Task requirements = If a line in the listing below contains "value", return that line.

** Task material follows **

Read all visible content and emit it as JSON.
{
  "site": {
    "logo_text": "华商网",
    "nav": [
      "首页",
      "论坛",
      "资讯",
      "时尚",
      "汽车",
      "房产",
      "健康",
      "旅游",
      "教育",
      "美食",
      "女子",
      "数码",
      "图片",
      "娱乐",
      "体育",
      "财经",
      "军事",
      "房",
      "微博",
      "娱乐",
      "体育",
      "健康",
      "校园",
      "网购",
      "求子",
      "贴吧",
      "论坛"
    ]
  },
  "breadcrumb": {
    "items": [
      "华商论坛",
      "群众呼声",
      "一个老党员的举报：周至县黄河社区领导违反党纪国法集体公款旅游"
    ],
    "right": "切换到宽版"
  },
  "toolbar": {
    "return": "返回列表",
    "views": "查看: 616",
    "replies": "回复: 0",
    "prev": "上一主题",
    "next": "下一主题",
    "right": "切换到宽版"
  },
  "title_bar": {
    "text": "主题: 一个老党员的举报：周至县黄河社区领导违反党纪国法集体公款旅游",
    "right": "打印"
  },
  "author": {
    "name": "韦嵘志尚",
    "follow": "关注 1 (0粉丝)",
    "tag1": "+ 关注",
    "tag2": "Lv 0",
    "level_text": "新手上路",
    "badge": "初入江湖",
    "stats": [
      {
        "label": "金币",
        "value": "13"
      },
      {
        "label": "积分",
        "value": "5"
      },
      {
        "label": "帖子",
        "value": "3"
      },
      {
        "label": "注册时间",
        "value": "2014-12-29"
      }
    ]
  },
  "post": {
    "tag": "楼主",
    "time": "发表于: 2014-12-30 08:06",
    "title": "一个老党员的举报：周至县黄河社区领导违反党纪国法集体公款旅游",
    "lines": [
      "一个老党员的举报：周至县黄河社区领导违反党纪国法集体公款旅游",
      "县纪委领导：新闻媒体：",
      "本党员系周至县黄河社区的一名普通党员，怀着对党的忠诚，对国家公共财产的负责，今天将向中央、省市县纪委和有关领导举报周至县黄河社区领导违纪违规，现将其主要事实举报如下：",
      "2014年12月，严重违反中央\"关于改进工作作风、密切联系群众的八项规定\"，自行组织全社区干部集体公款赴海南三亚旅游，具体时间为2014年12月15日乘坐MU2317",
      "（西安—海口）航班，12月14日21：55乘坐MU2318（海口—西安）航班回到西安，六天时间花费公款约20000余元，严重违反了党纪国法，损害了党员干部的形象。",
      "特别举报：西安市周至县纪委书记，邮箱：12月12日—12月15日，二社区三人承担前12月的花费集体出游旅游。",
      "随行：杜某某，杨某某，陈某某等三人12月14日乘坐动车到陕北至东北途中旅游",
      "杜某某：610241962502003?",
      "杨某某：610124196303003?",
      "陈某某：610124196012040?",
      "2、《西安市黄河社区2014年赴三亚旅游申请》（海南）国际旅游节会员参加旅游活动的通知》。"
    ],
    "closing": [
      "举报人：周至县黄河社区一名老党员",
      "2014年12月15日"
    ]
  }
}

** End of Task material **

Answer section =
        "value": "13"
        "value": "5"
        "value": "3"
        "value": "2014-12-29"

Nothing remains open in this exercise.